[Try it]
Please retype only the lines below that run from the one containing "What's the underlying" through the last line, both included, without altering a word.

[Records provided]
:::::

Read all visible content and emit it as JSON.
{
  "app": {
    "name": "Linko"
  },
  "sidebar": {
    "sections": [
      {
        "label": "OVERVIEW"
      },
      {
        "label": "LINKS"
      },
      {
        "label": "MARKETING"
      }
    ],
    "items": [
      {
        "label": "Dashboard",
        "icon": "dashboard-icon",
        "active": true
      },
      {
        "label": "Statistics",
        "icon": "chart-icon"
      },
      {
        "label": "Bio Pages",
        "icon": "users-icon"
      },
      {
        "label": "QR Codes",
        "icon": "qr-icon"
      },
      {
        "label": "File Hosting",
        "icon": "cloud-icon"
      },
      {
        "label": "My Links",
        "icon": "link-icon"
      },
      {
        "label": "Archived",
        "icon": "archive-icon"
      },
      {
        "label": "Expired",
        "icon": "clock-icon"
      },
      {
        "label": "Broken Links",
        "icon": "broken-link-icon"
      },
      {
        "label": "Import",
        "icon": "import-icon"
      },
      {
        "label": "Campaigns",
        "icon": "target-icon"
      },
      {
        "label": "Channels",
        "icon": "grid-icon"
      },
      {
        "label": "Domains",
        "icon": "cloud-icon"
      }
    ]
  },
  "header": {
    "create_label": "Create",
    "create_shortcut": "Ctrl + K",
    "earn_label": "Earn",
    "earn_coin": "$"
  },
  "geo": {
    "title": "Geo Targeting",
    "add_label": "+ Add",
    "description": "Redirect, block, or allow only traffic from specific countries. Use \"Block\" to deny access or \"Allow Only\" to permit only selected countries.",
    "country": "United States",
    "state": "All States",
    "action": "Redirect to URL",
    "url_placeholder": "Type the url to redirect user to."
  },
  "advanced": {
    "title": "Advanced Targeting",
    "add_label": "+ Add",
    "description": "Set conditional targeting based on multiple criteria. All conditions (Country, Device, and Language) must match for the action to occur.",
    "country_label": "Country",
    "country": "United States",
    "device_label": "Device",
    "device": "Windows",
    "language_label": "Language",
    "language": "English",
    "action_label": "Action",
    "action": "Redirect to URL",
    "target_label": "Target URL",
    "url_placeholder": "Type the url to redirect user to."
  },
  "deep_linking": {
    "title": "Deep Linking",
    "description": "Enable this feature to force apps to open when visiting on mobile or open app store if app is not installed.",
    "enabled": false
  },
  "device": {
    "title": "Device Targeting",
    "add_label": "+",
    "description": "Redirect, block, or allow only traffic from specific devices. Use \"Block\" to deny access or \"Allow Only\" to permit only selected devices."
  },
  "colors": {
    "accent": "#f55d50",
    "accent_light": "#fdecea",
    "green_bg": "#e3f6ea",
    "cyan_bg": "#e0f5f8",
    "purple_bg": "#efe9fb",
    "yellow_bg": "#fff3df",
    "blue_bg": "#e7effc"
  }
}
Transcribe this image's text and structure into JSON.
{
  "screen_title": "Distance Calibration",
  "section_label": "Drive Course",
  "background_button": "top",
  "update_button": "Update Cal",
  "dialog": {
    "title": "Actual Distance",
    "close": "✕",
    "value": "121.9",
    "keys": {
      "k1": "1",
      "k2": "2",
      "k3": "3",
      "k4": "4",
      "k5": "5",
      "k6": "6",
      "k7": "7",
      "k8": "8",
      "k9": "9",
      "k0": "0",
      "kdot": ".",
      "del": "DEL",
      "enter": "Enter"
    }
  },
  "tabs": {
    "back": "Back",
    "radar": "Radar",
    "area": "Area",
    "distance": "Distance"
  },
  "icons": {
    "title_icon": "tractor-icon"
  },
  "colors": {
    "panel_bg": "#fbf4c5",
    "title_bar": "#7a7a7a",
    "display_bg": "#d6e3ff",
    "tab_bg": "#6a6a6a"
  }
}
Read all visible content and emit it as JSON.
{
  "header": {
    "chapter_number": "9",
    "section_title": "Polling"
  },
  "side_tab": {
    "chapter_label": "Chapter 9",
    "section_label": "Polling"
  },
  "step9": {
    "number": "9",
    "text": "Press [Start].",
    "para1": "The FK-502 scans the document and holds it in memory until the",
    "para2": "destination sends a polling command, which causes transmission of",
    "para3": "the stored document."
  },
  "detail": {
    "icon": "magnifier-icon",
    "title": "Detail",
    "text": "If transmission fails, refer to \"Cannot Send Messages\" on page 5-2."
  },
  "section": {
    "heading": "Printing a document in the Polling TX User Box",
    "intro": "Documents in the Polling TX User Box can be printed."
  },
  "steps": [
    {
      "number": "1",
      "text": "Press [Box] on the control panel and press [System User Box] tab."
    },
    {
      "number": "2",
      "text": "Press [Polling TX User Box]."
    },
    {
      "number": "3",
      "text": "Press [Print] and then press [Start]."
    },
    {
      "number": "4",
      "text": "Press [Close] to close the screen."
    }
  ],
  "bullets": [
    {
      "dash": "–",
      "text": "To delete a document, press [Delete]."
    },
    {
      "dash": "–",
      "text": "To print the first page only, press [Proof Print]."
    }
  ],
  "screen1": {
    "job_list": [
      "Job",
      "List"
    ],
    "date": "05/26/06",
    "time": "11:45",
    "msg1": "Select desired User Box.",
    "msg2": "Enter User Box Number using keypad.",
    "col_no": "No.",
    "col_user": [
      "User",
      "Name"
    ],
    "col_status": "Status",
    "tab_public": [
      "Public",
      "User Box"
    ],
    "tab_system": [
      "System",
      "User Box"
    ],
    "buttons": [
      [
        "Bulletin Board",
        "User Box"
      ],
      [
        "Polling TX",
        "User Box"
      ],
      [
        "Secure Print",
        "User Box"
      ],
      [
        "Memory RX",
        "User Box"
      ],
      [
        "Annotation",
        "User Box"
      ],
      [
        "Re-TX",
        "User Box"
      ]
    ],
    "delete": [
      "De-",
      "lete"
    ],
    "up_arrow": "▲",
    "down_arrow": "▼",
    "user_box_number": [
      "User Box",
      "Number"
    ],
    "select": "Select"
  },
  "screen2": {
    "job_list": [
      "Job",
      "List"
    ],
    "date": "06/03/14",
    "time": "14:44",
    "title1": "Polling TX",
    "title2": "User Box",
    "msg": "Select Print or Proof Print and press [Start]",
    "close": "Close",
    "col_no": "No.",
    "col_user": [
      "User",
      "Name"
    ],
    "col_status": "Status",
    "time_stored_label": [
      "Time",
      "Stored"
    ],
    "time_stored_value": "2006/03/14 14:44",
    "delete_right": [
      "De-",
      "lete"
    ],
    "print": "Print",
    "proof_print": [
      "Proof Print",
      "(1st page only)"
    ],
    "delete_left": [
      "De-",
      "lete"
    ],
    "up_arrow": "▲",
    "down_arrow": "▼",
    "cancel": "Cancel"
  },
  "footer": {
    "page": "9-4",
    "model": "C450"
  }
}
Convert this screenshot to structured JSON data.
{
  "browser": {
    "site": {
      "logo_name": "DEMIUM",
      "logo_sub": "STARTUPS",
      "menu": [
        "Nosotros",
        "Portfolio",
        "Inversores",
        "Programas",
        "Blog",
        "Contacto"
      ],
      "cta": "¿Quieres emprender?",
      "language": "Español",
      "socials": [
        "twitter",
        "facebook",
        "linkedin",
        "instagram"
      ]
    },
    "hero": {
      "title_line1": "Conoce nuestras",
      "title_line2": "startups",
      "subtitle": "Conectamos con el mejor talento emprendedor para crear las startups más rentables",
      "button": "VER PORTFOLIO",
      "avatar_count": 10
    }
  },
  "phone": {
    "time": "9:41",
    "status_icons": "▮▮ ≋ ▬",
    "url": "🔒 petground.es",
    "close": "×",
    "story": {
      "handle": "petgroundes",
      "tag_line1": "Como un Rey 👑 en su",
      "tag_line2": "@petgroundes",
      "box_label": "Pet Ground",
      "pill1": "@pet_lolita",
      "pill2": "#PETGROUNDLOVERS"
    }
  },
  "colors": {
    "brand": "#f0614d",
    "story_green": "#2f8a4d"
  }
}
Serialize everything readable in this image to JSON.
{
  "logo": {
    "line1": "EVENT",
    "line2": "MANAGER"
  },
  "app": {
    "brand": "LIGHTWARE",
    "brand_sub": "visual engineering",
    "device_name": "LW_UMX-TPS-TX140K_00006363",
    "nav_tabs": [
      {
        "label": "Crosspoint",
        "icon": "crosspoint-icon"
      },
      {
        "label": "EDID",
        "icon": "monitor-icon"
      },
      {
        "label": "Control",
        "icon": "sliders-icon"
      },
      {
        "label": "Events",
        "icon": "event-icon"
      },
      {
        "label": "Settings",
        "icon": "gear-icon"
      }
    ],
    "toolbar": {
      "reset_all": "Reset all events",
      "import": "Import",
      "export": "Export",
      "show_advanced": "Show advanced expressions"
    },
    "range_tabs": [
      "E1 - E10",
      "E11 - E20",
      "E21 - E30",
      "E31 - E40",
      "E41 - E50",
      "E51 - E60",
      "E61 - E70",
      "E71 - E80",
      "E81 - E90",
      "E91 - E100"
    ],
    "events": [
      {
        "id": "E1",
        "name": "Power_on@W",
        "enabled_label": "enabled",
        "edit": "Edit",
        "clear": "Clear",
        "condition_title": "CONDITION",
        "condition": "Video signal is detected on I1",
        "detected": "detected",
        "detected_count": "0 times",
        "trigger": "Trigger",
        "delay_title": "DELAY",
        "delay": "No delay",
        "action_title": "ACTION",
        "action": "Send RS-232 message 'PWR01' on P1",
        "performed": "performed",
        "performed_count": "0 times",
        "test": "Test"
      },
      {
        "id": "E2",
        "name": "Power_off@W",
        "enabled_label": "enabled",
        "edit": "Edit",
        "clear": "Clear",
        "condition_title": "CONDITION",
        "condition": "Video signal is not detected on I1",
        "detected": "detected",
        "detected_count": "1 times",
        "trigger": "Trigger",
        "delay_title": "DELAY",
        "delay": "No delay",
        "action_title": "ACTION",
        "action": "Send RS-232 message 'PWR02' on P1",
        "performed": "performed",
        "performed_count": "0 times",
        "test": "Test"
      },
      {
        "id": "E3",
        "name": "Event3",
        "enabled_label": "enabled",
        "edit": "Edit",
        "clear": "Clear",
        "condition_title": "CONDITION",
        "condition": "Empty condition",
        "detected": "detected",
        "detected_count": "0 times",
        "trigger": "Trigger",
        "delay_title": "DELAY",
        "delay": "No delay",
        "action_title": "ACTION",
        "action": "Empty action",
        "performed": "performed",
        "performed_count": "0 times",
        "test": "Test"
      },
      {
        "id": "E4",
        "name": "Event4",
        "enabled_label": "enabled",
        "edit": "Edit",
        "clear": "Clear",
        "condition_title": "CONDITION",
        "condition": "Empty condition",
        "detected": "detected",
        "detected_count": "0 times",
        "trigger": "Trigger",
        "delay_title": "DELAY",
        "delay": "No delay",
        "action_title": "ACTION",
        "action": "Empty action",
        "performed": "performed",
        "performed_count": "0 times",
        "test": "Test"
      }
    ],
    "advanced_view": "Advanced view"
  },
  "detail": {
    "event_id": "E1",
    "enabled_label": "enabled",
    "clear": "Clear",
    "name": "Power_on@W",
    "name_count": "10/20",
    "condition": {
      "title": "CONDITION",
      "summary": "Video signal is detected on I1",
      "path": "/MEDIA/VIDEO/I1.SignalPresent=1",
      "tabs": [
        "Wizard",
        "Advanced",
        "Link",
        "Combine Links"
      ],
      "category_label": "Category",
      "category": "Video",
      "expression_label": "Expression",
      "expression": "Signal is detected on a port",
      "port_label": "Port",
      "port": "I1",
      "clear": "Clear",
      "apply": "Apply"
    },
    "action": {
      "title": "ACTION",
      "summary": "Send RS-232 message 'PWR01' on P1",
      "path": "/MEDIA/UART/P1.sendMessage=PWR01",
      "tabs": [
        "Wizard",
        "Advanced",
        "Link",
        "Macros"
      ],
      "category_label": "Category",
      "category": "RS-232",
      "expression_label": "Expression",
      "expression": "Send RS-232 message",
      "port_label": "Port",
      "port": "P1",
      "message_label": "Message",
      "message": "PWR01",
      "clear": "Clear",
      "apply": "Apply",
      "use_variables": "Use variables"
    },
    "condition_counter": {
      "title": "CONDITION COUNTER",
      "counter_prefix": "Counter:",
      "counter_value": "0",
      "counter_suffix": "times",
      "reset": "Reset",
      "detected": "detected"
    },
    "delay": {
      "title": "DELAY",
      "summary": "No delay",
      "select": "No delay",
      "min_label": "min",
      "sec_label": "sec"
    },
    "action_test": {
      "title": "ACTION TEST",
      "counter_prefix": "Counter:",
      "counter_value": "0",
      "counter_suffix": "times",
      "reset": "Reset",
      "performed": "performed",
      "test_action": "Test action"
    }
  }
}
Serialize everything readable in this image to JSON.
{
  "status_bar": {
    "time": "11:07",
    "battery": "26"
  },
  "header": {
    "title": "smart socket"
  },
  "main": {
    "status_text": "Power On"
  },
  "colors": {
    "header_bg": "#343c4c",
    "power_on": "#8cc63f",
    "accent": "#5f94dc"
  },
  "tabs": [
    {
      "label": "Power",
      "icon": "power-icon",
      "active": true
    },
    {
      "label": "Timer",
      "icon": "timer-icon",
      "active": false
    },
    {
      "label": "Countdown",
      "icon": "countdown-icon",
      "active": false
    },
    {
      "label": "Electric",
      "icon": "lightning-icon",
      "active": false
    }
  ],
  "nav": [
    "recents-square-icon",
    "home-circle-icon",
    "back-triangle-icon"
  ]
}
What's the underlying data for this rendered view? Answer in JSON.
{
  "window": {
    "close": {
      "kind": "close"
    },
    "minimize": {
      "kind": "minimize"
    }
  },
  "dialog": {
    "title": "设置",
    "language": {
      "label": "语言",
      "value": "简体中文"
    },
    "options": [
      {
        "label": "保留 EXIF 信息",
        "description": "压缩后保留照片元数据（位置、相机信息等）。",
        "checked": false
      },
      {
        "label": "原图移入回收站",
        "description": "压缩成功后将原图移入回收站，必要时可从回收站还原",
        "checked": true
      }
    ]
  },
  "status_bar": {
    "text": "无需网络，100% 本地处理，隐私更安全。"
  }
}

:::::

[Solution to this problem]
What's the underlying data for this rendered view? Answer in JSON.
{
  "window": {
    "close": {
      "kind": "close"
    },
    "minimize": {
      "kind": "minimize"
    }
  },
  "dialog": {
    "title": "设置",
    "language": {
      "label": "语言",
      "value": "简体中文"
    },
    "options": [
      {
        "label": "保留 EXIF 信息",
        "description": "压缩后保留照片元数据（位置、相机信息等）。",
        "checked": false
      },
      {
        "label": "原图移入回收站",
        "description": "压缩成功后将原图移入回收站，必要时可从回收站还原",
        "checked": true
      }
    ]
  },
  "status_bar": {
    "text": "无需网络，100% 本地处理，隐私更安全。"
  }
}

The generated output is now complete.